DATA FOR THE TASK:
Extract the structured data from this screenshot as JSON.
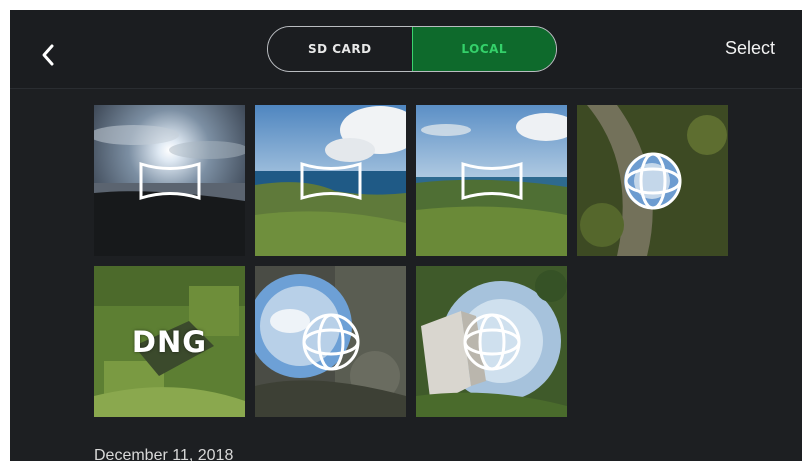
{
  "header": {
    "back_icon": "chevron-left-icon",
    "tabs": [
      {
        "label": "SD CARD",
        "selected": false
      },
      {
        "label": "LOCAL",
        "selected": true
      }
    ],
    "select_label": "Select"
  },
  "colors": {
    "background": "#1d1f22",
    "accent_green": "#34d16a",
    "accent_green_bg": "#0e6a2c"
  },
  "gallery": {
    "items": [
      {
        "type": "panorama",
        "icon": "panorama-icon"
      },
      {
        "type": "panorama",
        "icon": "panorama-icon"
      },
      {
        "type": "panorama",
        "icon": "panorama-icon"
      },
      {
        "type": "sphere",
        "icon": "sphere-icon"
      },
      {
        "type": "dng",
        "label": "DNG"
      },
      {
        "type": "sphere",
        "icon": "sphere-icon"
      },
      {
        "type": "sphere",
        "icon": "sphere-icon"
      }
    ],
    "next_section_date": "December 11, 2018"
  }
}
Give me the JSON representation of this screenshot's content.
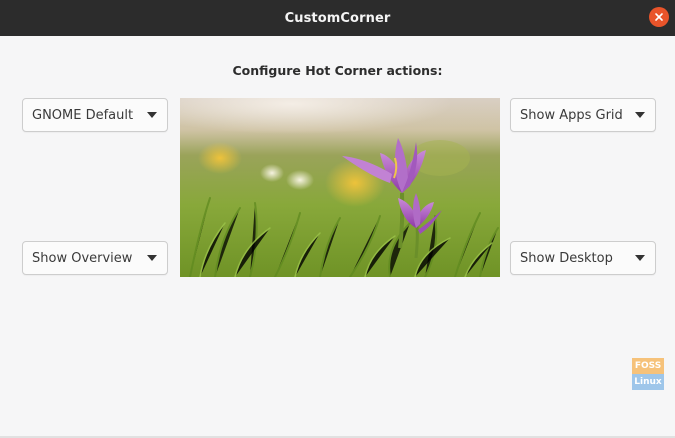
{
  "window": {
    "title": "CustomCorner"
  },
  "main": {
    "heading": "Configure Hot Corner actions:",
    "dropdowns": {
      "top_left": "GNOME Default",
      "top_right": "Show Apps Grid",
      "bottom_left": "Show Overview",
      "bottom_right": "Show Desktop"
    },
    "preview_icon": "crocus-flower-wallpaper"
  },
  "watermark": {
    "top": "FOSS",
    "bottom": "Linux"
  },
  "colors": {
    "titlebar": "#2c2c2c",
    "close_button": "#e9542a",
    "background": "#f6f6f7"
  }
}
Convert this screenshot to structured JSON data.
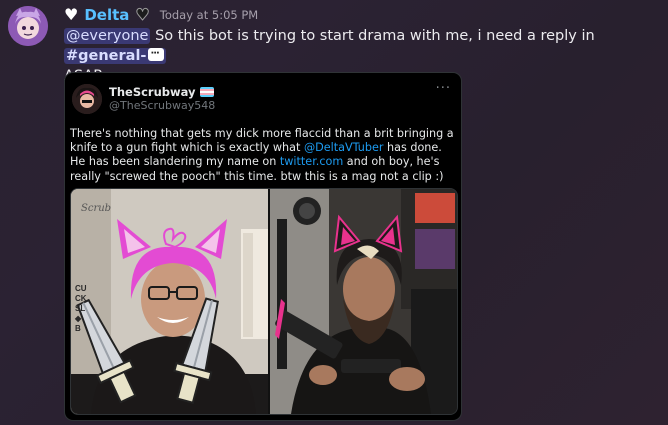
{
  "message": {
    "username": "Delta",
    "timestamp": "Today at 5:05 PM",
    "mention": "@everyone",
    "text_before_channel": "So this bot is trying to start drama with me, i need a reply in",
    "channel": "#general-",
    "text_after_channel": "ASAP"
  },
  "tweet": {
    "display_name": "TheScrubway",
    "handle": "@TheScrubway548",
    "text_part1": "There's nothing that gets my dick more flaccid than a brit bringing a knife to a gun fight which is exactly what",
    "mention": "@DeltaVTuber",
    "text_part2": "has done. He has been slandering my name on",
    "link": "twitter.com",
    "text_part3": "and oh boy, he's really \"screwed the pooch\" this time. btw this is a mag not a clip :)",
    "more": "···",
    "media_signature": "Scrub",
    "poster_letters": "CU\nCK\nSL\n◆\nB"
  },
  "colors": {
    "username": "#58c0ff",
    "mention_bg": "#5865f2",
    "link": "#1d9bf0"
  }
}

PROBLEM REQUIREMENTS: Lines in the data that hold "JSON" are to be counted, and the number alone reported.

SOLVED PROBLEM: 3